This project will also promote dialogue among key stakeholders, including the government and the private sector.
This work will build off of Costa Rica’s strong environmental framework, including its National Decarbonization Plan, the 2020 NAMA on Solid Waste, and the National Plan on Composting. Developing a business model for organic waste recovery projects and creating public private alliances and identifying financial mechanisms will also increase the capacity of the national and local governments.
“We are extremely pleased to be part of this initiative and bring to the table the experience from other countries in the region where CCAC has already promoted organic waste management successfully,” said Gerardo Canales, Director of implementing partner ImplementaSur. “In a time where we need to act with extreme urgency to prevent as much as we can the climate crisis, using existing knowledge and networks around organic waste management in the region can help Costa Rica move faster and hopefully also motivate neighbouring countries to join these efforts.”
South Asia has some of the world’s worst air pollution, with the death toll in 2017 reaching an estimated 128,000 people in Pakistan alone. Pakistan will conduct a capacity and needs assessment on the technology and resources required by each province to carry out locally relevant SLCP mitigation.
“The air quality index of Lahore is currently 27 times over the WHO 24-hour guideline, and 83 times the annual recommendation. Currently at one station, the value is a whopping 174 times that of WHO guidelines. We are now wearing N-95 face masks inside our homes,” said Dr. Aazir Khan, the Director of the Integrated Engineering Centre of Excellence at The University of Lahore. “The health impacts of this hazardous air quality are visible: swollen eyes, coughing, incessant headaches, and general problems with wellbeing call for an aggressive approach towards air pollution abatement.”

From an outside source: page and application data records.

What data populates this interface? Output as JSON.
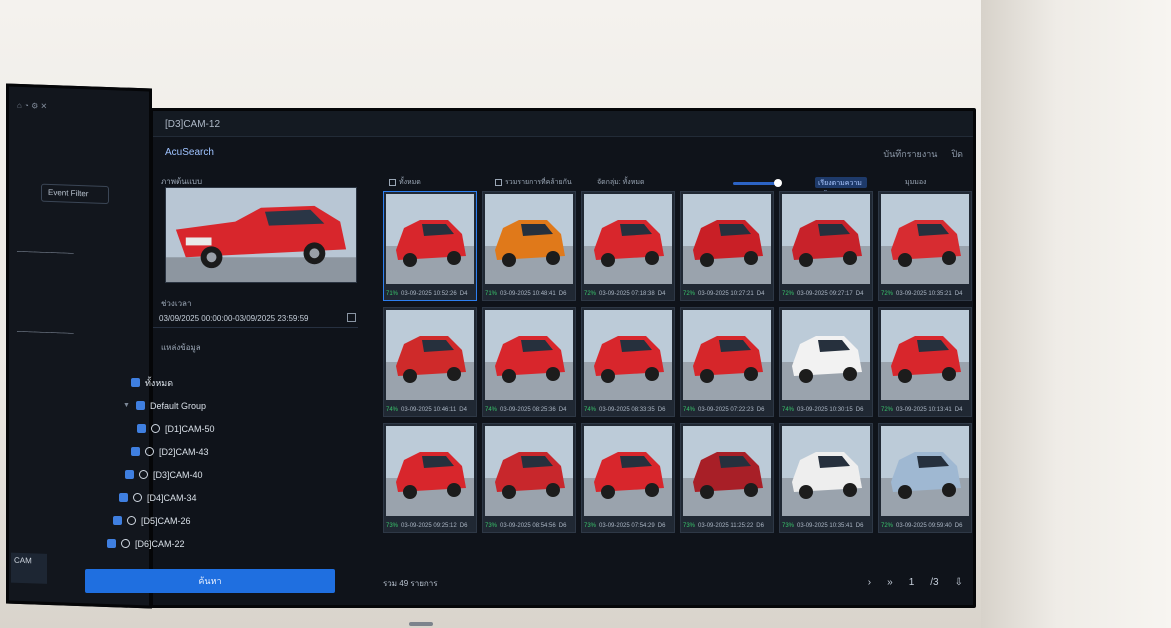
{
  "window": {
    "title": "[D3]CAM-12"
  },
  "app": {
    "name": "AcuSearch"
  },
  "top_actions": {
    "export": "บันทึกรายงาน",
    "close": "ปิด"
  },
  "left": {
    "ref_label": "ภาพต้นแบบ",
    "time_label": "ช่วงเวลา",
    "time_range": "03/09/2025 00:00:00-03/09/2025 23:59:59",
    "cameras_label": "แหล่งข้อมูล",
    "tree": {
      "all": "ทั้งหมด",
      "group": "Default Group",
      "cams": [
        "[D1]CAM-50",
        "[D2]CAM-43",
        "[D3]CAM-40",
        "[D4]CAM-34",
        "[D5]CAM-26",
        "[D6]CAM-22"
      ]
    },
    "search_button": "ค้นหา"
  },
  "filters": {
    "select_all": "ทั้งหมด",
    "merge": "รวมรายการที่คล้ายกัน",
    "group": "จัดกลุ่ม: ทั้งหมด",
    "sort": "เรียงตามความคล้าย",
    "view": "มุมมอง"
  },
  "results": [
    {
      "pct": "71%",
      "time": "03-09-2025 10:52:26",
      "cam": "D4",
      "car": "#d8262c"
    },
    {
      "pct": "71%",
      "time": "03-09-2025 10:48:41",
      "cam": "D6",
      "car": "#e0791a"
    },
    {
      "pct": "72%",
      "time": "03-09-2025 07:18:38",
      "cam": "D4",
      "car": "#d8262c"
    },
    {
      "pct": "72%",
      "time": "03-09-2025 10:27:21",
      "cam": "D4",
      "car": "#c91f26"
    },
    {
      "pct": "72%",
      "time": "03-09-2025 09:27:17",
      "cam": "D4",
      "car": "#c8222a"
    },
    {
      "pct": "72%",
      "time": "03-09-2025 10:35:21",
      "cam": "D4",
      "car": "#d72c31"
    },
    {
      "pct": "74%",
      "time": "03-09-2025 10:46:11",
      "cam": "D4",
      "car": "#cf2a2a"
    },
    {
      "pct": "74%",
      "time": "03-09-2025 08:25:36",
      "cam": "D4",
      "car": "#d8262c"
    },
    {
      "pct": "74%",
      "time": "03-09-2025 08:33:35",
      "cam": "D6",
      "car": "#d8262c"
    },
    {
      "pct": "74%",
      "time": "03-09-2025 07:22:23",
      "cam": "D6",
      "car": "#d6262a"
    },
    {
      "pct": "74%",
      "time": "03-09-2025 10:30:15",
      "cam": "D6",
      "car": "#f2f2f2"
    },
    {
      "pct": "72%",
      "time": "03-09-2025 10:13:41",
      "cam": "D4",
      "car": "#d8262c"
    },
    {
      "pct": "73%",
      "time": "03-09-2025 09:25:12",
      "cam": "D6",
      "car": "#d8262c"
    },
    {
      "pct": "73%",
      "time": "03-09-2025 08:54:56",
      "cam": "D6",
      "car": "#c8272c"
    },
    {
      "pct": "73%",
      "time": "03-09-2025 07:54:29",
      "cam": "D6",
      "car": "#d8262c"
    },
    {
      "pct": "73%",
      "time": "03-09-2025 11:25:22",
      "cam": "D6",
      "car": "#a81f27"
    },
    {
      "pct": "73%",
      "time": "03-09-2025 10:35:41",
      "cam": "D6",
      "car": "#eeeeee"
    },
    {
      "pct": "72%",
      "time": "03-09-2025 09:59:40",
      "cam": "D6",
      "car": "#9fb8d2"
    }
  ],
  "footer": {
    "total": "รวม 49 รายการ",
    "page": "1",
    "pages": "/3"
  },
  "side_monitor": {
    "filter_btn": "Event Filter",
    "cam": "CAM"
  }
}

This project will build off Pakistan’s existing work with the CCAC to develop a black carbon emissions baseline by mapping out key stakeholders and pinpointing gaps and opportunities and identifying important points for future action. With this information, Pakistan will develop local action plans, a series of roadmaps, communication strategies, and sector specific targets. This work will culminate in a national reduction target for SLCPs in Pakistan and the future inclusion of SLCP abatement into the country’s NDCs.
“With one-fifth of the world’s population living in South Asia, it is essential to combat this issue that is endangering the lives of the citizens and causing long term, irreparable economic damages,” said Khan.